**Exercise instructions**
Write out all of the entries below word for word.

--- Data for this task Enclosed Below ---

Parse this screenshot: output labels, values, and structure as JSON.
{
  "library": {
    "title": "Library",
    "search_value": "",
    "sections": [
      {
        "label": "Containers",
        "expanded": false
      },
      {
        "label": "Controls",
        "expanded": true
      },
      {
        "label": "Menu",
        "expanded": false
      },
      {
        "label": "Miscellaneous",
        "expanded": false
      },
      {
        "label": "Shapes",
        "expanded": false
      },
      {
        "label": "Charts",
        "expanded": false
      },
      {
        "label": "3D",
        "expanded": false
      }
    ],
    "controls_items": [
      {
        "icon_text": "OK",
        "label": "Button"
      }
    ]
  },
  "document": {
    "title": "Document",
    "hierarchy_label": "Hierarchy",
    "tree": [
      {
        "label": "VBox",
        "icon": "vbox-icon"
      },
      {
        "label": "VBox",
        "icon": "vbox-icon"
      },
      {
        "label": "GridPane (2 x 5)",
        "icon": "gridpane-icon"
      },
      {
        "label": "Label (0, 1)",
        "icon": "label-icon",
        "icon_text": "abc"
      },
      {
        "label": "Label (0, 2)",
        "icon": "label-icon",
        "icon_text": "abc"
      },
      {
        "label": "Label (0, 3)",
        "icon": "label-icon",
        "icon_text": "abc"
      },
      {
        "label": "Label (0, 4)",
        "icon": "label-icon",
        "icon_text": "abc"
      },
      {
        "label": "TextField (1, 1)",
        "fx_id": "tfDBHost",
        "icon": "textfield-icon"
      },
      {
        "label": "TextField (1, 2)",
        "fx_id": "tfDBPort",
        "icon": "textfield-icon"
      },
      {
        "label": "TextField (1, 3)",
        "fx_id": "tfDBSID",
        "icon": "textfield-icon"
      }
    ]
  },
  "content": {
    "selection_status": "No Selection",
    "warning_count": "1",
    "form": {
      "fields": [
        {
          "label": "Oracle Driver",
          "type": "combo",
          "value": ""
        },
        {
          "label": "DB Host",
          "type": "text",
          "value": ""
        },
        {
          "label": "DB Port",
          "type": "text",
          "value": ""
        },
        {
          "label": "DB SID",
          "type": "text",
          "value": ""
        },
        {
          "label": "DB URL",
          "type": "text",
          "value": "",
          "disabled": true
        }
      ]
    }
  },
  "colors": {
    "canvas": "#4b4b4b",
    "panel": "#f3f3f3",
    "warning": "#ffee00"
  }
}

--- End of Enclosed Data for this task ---

**Answer to this exercise**
Parse this screenshot: output labels, values, and structure as JSON.
{
  "library": {
    "title": "Library",
    "search_value": "",
    "sections": [
      {
        "label": "Containers",
        "expanded": false
      },
      {
        "label": "Controls",
        "expanded": true
      },
      {
        "label": "Menu",
        "expanded": false
      },
      {
        "label": "Miscellaneous",
        "expanded": false
      },
      {
        "label": "Shapes",
        "expanded": false
      },
      {
        "label": "Charts",
        "expanded": false
      },
      {
        "label": "3D",
        "expanded": false
      }
    ],
    "controls_items": [
      {
        "icon_text": "OK",
        "label": "Button"
      }
    ]
  },
  "document": {
    "title": "Document",
    "hierarchy_label": "Hierarchy",
    "tree": [
      {
        "label": "VBox",
        "icon": "vbox-icon"
      },
      {
        "label": "VBox",
        "icon": "vbox-icon"
      },
      {
        "label": "GridPane (2 x 5)",
        "icon": "gridpane-icon"
      },
      {
        "label": "Label (0, 1)",
        "icon": "label-icon",
        "icon_text": "abc"
      },
      {
        "label": "Label (0, 2)",
        "icon": "label-icon",
        "icon_text": "abc"
      },
      {
        "label": "Label (0, 3)",
        "icon": "label-icon",
        "icon_text": "abc"
      },
      {
        "label": "Label (0, 4)",
        "icon": "label-icon",
        "icon_text": "abc"
      },
      {
        "label": "TextField (1, 1)",
        "fx_id": "tfDBHost",
        "icon": "textfield-icon"
      },
      {
        "label": "TextField (1, 2)",
        "fx_id": "tfDBPort",
        "icon": "textfield-icon"
      },
      {
        "label": "TextField (1, 3)",
        "fx_id": "tfDBSID",
        "icon": "textfield-icon"
      }
    ]
  },
  "content": {
    "selection_status": "No Selection",
    "warning_count": "1",
    "form": {
      "fields": [
        {
          "label": "Oracle Driver",
          "type": "combo",
          "value": ""
        },
        {
          "label": "DB Host",
          "type": "text",
          "value": ""
        },
        {
          "label": "DB Port",
          "type": "text",
          "value": ""
        },
        {
          "label": "DB SID",
          "type": "text",
          "value": ""
        },
        {
          "label": "DB URL",
          "type": "text",
          "value": "",
          "disabled": true
        }
      ]
    }
  },
  "colors": {
    "canvas": "#4b4b4b",
    "panel": "#f3f3f3",
    "warning": "#ffee00"
  }
}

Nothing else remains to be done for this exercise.